While bank staff recommend home loan products only from their own employer, brokers are independent, so they can recommend products from a range of institutions.

Brokers need to be accredited with a particular lender to be able to work with that lender. A typical broker will be accredited with anywhere from 10 to 30 lenders – the big four banks, as well as a range of smaller banks, credit unions and non-bank lenders.

As a general rule, brokers don’t charge consumers for their services; instead, they receive commissions from lenders whenever they place a borrower with that institution.

Mortgage Calculator, Loan Purpose

This is what you will use the loan for – i.e. investment. 

Why is it important to get the most up-to-date information?

The mortgage market changes constantly. Every week, new products get launched and existing products get tweaked. Yet many ratings and awards systems rank products annually or biannually.

We update our product data as soon as possible when lenders make changes, so if a bank hikes its interest rates or changes its product, the system will quickly re-evaluate it.

Nobody wants to read a weather forecast that is six months old, and the same is true for home loan comparisons.

Mortgage Calculator, Deposit

The proportion you have already saved to go towards your home. 

Does Real Time Ratings' work for people who already have a home loan?

Yes. If you already have a mortgage you can use Real Time RatingsTM to compare your loan against the rest of the market. And if your rate changes, you can come back and check whether your loan is still competitive. If it isn’t, you’ll get the ammunition you need to negotiate a rate cut with your lender, or the resources to help you switch to a better lender.

What factors does Real Time Ratings consider?

Real Time RatingsTM uses a range of information to provide personalised results:

  • Your loan amount
  • Your borrowing status (whether you are an owner-occupier or an investor)
  • Your loan-to-value ratio (LVR)
  • Your personal preferences (such as whether you want an offset account or to be able to make extra repayments)
  • Product information (such as a loan’s interest rate, fees and LVR requirements)
  • Market changes (such as when new loans come on to the market)

Mortgage Calculator, Loan Amount

How much you intend to borrow. 

What is bridging finance?

A loan of shorter duration taken to buy a new property before a borrower sells an existing property, usually taken to cover the financial gap that occurs while buying a new property without first selling an older one.

Usually, these loans have higher interest rates and a shorter repayment duration.

Mortgage Calculator, Repayment Frequency

How often you wish to pay back your lender. 

How does a redraw facility work?

A redraw facility attached to your loan allows you to borrow back any additional repayments that you have already paid on your loan. This can be a beneficial feature because, by paying down the principal with additional repayments, you will be charged less interest. However you will still be able to access the extra money when needed.

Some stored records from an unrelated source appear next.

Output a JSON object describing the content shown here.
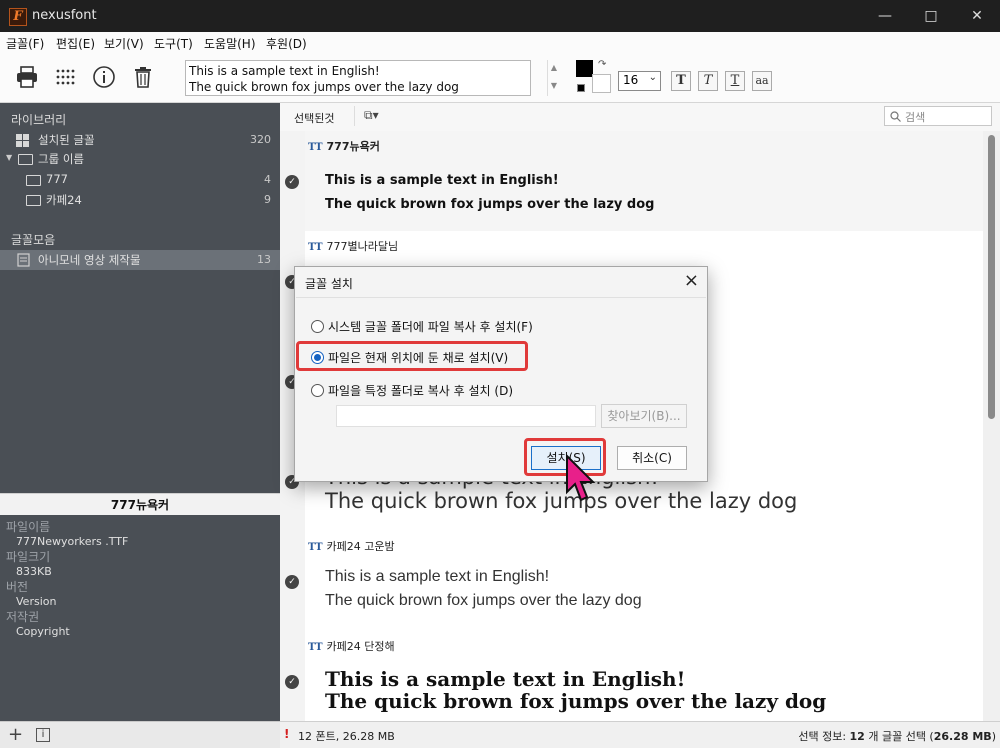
{
  "window": {
    "title": "nexusfont",
    "app_icon_letter": "F"
  },
  "menu": [
    "글꼴(F)",
    "편집(E)",
    "보기(V)",
    "도구(T)",
    "도움말(H)",
    "후원(D)"
  ],
  "toolbar": {
    "sample_line1": "This is a sample text in English!",
    "sample_line2": "The quick brown fox jumps over the lazy dog",
    "font_size": "16",
    "format_buttons": [
      "T",
      "T",
      "T",
      "aa"
    ]
  },
  "sidebar": {
    "library_label": "라이브러리",
    "installed_label": "설치된 글꼴",
    "installed_count": "320",
    "group_label": "그룹 이름",
    "groups": [
      {
        "label": "777",
        "count": "4"
      },
      {
        "label": "카페24",
        "count": "9"
      }
    ],
    "collection_label": "글꼴모음",
    "collection_item": "아니모네 영상 제작물",
    "collection_count": "13"
  },
  "font_info": {
    "header": "777뉴욕커",
    "filename_label": "파일이름",
    "filename": "777Newyorkers .TTF",
    "filesize_label": "파일크기",
    "filesize": "833KB",
    "version_label": "버전",
    "version": "Version",
    "copyright_label": "저작권",
    "copyright": "Copyright"
  },
  "main_toolbar": {
    "selected_label": "선택된것",
    "search_placeholder": "검색"
  },
  "fonts": [
    {
      "name": "777뉴욕커",
      "line1": "This is a sample text in English!",
      "line2": "The quick brown fox jumps over the lazy dog"
    },
    {
      "name": "777별나라달님",
      "line1": "",
      "line2": ""
    },
    {
      "name": "",
      "line1": "",
      "line2": ""
    },
    {
      "name": "",
      "line1": "This is a sample text in English!",
      "line2": "The quick brown fox jumps over the lazy dog"
    },
    {
      "name": "카페24 고운밤",
      "line1": "This is a sample text in English!",
      "line2": "The quick brown fox jumps over the lazy dog"
    },
    {
      "name": "카페24 단정해",
      "line1": "This is a sample text in English!",
      "line2": "The quick brown fox jumps over the lazy dog"
    }
  ],
  "status": {
    "fonts_info": "12 폰트, 26.28 MB",
    "selection_prefix": "선택 정보: ",
    "selection_count": "12",
    "selection_mid": " 개 글꼴 선택 (",
    "selection_size": "26.28 MB",
    "selection_suffix": ")"
  },
  "dialog": {
    "title": "글꼴 설치",
    "option1": "시스템 글꼴 폴더에 파일 복사 후 설치(F)",
    "option2": "파일은 현재 위치에 둔 채로 설치(V)",
    "option3": "파일을 특정 폴더로 복사 후 설치 (D)",
    "path_value": "",
    "browse": "찾아보기(B)...",
    "install": "설치(S)",
    "cancel": "취소(C)"
  },
  "colors": {
    "highlight": "#e03a3a",
    "accent": "#1562c2",
    "cursor": "#e8208a"
  }
}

What is the amortisation period?

Popularly known as the loan term, the amortisation period is the time over which the borrower must pay back both the loan’s principal and interest. It is usually determined during the application approval process.

Monthly Repayment

Your current monthly home loan repayment. To accurately calculate how much you could save, an accurate payment figure is required. If you are not certain, check your bank statement.

What is the flexibility score?

Today’s home loans often try to lure borrowers with a range of flexible features, including offset accounts, redraw facilities, repayment frequency options, repayment holidays, split loan options and portability. Real Time Ratings™ weights each of these features based on popularity and gives loans a ‘flexibility score’ based on how much they cater to borrowers’ needs over time. The aim is to give a higher score to loans which give borrowers more features and options.

How common are low-deposit home loans?

Low-deposit home loans aren’t as common as they once were, because they’re regarded as relatively risky and the banking regulator (APRA) is trying to reduce risk from the mortgage market.

However, if you do your research, you’ll find there is still a fairly wide selection of banks, credit unions and non-bank lenders that offers low-deposit home loans.